- Asked by Silvers in Sacramento, CA
- 2 years ago
The second peel made some of the melasma "pink" but soon became dark brown. My upper lip which had faint patches of melasma are now dark like a moustache. Why is it worse now than before peels? I am a 45 year hispanic with a darker complexion. Vipeel was my last hope. I have tried everything now except laser. (Triluma, Retin-A with Hydroquionine 4%, Clinque clinical dark spot corrector, Lumedia, Unt Ex White, Meladerm, Otentika Hyper Creme and Reviva Skin Lightening)

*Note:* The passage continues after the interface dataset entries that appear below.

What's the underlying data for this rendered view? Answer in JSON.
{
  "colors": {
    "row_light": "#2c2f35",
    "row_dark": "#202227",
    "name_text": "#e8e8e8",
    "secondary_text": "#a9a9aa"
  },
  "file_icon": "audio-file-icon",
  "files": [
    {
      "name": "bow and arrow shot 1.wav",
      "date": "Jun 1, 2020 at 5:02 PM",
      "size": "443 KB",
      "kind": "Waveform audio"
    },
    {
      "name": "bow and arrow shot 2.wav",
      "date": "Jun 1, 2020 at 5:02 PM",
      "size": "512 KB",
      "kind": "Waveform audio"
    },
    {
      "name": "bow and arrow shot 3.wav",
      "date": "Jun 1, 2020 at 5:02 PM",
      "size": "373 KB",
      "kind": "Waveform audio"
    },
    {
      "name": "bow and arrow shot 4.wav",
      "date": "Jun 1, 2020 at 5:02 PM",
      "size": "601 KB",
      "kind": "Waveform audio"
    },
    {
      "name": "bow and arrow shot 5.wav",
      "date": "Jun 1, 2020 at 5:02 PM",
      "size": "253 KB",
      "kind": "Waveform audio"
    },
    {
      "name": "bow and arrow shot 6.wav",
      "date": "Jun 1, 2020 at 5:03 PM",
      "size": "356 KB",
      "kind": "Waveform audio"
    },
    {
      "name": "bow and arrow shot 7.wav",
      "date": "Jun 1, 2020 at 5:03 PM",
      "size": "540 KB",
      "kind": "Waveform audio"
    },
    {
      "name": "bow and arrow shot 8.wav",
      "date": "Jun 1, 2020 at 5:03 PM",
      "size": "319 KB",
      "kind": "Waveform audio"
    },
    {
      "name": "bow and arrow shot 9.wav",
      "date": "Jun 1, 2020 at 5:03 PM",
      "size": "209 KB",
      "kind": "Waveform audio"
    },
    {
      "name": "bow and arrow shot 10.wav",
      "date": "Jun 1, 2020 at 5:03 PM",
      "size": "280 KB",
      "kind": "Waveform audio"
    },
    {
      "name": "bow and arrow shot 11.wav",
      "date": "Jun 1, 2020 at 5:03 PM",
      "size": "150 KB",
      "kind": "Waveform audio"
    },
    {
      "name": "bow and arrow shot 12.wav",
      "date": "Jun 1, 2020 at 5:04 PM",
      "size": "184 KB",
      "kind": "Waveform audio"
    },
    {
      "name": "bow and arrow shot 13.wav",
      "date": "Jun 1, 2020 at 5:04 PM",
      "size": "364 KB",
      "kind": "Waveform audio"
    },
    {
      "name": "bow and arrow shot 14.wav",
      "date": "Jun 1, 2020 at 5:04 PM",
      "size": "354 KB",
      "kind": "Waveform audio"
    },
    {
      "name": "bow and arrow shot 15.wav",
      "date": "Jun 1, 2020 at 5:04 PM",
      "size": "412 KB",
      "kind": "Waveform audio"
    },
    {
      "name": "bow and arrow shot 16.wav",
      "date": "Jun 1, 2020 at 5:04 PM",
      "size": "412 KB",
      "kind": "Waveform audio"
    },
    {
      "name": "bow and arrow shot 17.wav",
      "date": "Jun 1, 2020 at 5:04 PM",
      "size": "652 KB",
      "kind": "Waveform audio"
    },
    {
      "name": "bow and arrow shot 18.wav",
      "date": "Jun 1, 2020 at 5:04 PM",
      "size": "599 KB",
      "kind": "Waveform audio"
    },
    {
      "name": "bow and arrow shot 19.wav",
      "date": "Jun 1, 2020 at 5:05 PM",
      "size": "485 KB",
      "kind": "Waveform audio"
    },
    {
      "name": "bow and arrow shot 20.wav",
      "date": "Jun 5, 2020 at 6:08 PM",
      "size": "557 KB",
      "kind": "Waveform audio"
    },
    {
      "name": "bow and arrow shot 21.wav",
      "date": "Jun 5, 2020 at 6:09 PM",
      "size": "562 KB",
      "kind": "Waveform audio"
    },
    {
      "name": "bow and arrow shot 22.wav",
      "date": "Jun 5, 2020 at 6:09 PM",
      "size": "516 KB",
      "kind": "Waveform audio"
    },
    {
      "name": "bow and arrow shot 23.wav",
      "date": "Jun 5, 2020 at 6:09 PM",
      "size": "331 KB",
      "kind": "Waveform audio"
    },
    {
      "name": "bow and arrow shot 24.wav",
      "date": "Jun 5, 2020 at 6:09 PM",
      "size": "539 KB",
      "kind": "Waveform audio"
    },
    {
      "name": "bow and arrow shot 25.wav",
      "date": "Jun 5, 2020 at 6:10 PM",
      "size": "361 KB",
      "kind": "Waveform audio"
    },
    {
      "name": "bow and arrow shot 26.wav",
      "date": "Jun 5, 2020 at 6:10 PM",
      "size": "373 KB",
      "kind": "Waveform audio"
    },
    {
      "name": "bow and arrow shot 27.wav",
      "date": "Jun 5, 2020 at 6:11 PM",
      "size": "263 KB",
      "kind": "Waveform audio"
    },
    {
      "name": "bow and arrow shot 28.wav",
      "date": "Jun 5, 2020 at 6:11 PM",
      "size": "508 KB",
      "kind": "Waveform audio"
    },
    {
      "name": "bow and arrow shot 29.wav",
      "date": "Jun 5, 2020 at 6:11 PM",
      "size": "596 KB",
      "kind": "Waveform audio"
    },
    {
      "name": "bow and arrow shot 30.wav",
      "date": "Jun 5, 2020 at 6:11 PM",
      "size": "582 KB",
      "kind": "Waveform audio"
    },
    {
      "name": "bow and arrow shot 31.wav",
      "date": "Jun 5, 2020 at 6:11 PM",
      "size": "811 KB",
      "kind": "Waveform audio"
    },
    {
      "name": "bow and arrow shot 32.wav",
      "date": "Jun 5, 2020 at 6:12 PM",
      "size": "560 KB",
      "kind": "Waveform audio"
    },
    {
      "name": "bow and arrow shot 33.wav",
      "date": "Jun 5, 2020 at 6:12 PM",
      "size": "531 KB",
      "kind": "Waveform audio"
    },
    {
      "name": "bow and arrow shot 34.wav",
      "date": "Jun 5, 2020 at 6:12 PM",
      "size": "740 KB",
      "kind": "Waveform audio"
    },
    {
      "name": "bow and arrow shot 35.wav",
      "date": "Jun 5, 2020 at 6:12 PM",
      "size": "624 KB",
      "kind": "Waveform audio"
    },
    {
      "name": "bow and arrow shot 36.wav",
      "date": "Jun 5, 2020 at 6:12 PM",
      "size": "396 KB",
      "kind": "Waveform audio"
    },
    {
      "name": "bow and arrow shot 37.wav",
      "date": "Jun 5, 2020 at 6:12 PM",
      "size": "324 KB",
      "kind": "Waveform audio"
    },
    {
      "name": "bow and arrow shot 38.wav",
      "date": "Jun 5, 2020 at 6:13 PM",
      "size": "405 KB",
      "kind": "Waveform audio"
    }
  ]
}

Melasma is a condition that effects the deepest part of your skin. In the deep epidermal layer you have specialized skin cells (named melanocytes) that produce the color of your skin. Many factors (including genetics, environment and life style) can effect the skin cells, causing to produce excess pigmentation. Consequently melasma is not a curable condition, however it can be controlled/managed.
Melasma treatments are directed towards reduce pigmentation, while avoiding further exacerbation. Common treatment options will include one or more of these:
- Broad spectrum sunscreen
- Creams that decrease the pigment activity of melanocytes
- Creams that reduce the actual pigmentation
- Retin-A creams
- Glycolic peels
- Specialized laser treatment
Treatments to avoid:
- IPL or Photo Facials
- Aggressive chemical peels or microdermabrasion
- Aggressive laser treatment
The answer to melasma being darker after chemical peel.
Some patients have what I call fragile pigment. Any exposure to heat (i.e. sun, chemical peel and laser ) can cause more melanin (pigment) to be produced. Especially, if you have been doing alot of aggressive treatments on your skin. I would take a break from peels for a couple of months, then consider a Mini Melanage peel. This peel contains melanin inhibitors and a bleaching cream to use nightly. This is the best treatment I have found for the fragile pigment you appear to have from your photo.
These answers are for educational purposes and should not be relied upon as a substitute for medical advice you may receive from your physician. If you have a medical emergency, please call 911. These answers do not constitute or initiate a patient/doctor relationship.